[Web page and app entries]
======
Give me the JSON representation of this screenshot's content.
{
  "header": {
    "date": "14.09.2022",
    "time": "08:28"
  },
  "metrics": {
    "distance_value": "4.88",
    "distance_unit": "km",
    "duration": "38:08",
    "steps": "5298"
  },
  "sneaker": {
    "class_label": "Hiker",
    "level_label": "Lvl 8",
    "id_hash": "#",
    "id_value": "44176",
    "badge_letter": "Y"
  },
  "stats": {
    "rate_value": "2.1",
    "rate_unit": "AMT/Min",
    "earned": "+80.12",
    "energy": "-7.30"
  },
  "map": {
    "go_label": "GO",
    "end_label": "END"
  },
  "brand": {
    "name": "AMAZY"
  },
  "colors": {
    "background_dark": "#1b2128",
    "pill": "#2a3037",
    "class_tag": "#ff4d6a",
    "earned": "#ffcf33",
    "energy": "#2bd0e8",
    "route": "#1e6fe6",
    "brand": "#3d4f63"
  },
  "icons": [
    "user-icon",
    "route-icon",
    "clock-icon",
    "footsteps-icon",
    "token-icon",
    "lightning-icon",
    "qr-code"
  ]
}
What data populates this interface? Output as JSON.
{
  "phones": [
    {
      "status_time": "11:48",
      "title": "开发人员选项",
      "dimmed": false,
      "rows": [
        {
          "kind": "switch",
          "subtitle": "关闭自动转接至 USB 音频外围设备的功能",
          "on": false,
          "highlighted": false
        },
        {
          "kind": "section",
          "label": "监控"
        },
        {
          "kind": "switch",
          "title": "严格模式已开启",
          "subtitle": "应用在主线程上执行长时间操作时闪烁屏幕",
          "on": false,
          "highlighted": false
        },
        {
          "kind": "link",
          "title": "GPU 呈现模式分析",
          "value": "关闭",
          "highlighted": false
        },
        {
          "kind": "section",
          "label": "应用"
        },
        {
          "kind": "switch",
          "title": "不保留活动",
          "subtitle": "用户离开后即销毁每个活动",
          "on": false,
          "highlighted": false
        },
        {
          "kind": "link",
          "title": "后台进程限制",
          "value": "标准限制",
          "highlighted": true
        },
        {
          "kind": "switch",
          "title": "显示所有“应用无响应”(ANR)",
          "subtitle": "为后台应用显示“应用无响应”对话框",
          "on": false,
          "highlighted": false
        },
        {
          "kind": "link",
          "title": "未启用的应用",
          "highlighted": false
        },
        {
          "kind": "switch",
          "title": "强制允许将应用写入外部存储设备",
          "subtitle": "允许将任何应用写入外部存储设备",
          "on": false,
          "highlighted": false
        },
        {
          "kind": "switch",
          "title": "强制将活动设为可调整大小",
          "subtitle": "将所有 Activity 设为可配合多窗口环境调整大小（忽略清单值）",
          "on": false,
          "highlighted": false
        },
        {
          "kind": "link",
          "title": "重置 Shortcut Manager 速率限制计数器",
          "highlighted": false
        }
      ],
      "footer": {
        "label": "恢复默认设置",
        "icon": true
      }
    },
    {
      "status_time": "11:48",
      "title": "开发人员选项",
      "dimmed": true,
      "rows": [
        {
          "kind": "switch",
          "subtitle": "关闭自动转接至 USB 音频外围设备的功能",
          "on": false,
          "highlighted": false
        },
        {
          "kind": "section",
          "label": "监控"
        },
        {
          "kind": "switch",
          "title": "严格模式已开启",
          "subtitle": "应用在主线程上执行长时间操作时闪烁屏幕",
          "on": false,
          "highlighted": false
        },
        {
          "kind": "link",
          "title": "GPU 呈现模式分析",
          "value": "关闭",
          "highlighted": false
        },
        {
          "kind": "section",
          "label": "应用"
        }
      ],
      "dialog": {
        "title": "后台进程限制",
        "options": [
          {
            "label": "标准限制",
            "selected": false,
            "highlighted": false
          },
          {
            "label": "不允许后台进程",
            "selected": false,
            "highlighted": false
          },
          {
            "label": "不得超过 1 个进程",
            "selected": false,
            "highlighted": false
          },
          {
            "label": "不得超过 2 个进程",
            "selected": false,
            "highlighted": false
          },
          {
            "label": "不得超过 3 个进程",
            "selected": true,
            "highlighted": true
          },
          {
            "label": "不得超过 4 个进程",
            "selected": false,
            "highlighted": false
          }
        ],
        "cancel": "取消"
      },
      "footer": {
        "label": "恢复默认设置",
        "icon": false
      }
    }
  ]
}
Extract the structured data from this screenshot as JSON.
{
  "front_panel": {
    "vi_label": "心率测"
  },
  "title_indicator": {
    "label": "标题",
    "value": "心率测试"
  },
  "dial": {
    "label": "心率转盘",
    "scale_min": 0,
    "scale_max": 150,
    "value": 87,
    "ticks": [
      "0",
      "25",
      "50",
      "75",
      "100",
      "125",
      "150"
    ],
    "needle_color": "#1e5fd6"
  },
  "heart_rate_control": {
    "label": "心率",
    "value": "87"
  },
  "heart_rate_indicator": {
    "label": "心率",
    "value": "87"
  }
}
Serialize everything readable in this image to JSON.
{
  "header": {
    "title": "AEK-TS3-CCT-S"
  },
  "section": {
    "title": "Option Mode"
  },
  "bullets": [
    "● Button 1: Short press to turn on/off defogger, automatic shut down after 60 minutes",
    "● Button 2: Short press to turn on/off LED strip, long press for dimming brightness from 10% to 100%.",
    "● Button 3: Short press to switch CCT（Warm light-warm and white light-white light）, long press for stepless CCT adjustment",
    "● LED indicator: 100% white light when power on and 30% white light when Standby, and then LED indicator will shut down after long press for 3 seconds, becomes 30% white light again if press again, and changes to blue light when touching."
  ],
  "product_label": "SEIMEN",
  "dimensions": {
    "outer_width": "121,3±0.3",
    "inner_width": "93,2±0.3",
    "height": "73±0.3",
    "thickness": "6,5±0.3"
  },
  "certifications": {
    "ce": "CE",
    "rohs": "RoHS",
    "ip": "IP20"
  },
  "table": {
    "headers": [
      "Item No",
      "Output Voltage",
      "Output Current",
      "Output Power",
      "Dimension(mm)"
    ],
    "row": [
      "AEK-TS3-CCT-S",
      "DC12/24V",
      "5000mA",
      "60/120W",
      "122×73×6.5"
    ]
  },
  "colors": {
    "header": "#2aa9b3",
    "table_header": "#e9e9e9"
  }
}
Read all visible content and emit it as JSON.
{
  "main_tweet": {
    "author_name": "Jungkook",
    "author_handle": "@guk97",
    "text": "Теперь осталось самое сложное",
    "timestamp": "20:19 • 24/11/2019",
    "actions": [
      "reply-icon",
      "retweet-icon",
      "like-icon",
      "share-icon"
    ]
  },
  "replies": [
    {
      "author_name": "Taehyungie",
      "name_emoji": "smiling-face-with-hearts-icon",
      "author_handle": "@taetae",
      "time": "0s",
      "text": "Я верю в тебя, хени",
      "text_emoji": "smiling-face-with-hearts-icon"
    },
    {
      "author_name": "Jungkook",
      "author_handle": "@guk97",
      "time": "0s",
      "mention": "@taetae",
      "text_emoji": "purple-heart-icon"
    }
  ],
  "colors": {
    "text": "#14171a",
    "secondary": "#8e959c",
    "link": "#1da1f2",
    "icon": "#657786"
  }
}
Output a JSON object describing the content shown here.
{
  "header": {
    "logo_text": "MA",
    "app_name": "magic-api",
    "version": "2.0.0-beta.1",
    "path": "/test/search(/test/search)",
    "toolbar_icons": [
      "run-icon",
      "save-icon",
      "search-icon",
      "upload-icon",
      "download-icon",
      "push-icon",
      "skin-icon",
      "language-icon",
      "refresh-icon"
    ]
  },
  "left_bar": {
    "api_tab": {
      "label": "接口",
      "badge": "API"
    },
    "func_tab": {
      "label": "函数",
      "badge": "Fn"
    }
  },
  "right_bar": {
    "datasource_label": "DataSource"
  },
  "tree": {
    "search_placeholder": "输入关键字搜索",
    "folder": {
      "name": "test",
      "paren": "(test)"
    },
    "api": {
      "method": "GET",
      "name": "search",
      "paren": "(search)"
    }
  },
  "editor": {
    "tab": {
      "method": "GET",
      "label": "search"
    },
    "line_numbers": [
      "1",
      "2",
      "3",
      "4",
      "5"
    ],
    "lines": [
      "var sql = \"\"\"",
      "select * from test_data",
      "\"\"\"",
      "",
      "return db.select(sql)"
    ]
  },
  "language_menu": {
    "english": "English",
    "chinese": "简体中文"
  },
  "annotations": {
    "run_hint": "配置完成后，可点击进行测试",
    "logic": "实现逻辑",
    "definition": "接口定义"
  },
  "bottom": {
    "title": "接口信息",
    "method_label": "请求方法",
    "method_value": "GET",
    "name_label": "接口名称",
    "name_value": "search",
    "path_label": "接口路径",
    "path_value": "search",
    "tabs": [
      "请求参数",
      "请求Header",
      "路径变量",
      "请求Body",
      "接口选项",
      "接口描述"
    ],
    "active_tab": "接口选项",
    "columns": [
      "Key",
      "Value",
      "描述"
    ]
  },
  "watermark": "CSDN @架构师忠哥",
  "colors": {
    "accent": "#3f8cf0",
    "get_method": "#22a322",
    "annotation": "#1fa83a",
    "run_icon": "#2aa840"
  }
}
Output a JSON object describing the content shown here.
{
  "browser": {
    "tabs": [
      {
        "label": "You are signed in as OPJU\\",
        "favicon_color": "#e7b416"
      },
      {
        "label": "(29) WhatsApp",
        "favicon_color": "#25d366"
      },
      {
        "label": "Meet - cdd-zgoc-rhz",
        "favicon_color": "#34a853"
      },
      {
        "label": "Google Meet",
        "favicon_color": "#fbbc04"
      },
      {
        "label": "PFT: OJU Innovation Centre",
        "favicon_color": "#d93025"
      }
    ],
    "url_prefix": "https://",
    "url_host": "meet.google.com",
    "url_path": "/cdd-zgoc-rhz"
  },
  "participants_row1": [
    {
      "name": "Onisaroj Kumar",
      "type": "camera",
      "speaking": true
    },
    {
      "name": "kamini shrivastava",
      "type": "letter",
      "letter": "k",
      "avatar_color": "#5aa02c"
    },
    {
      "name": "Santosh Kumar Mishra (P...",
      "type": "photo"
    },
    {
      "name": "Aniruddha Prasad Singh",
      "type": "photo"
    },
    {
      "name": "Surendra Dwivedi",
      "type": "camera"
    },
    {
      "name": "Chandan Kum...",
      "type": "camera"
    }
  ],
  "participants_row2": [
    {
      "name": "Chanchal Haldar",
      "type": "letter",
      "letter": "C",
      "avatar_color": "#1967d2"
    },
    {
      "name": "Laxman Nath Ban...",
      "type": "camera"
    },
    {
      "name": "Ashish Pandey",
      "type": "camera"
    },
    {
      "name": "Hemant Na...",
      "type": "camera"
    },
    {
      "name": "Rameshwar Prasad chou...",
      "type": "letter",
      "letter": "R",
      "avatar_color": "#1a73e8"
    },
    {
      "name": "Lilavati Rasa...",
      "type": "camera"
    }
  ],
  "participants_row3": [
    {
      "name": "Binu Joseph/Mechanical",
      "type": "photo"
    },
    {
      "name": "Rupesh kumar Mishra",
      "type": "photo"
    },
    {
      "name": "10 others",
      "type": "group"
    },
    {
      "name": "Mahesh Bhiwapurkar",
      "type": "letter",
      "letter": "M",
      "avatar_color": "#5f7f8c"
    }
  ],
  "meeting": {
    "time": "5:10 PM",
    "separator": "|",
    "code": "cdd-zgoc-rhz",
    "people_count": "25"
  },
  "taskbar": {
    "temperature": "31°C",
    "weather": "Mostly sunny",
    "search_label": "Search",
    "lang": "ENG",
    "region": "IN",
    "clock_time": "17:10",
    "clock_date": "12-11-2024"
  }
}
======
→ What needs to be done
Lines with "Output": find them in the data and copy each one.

→ Solution to this task
What data populates this interface? Output as JSON.
      "Output Voltage",
      "Output Current",
      "Output Power",
Output a JSON object describing the content shown here.
Output a JSON object describing the content shown here.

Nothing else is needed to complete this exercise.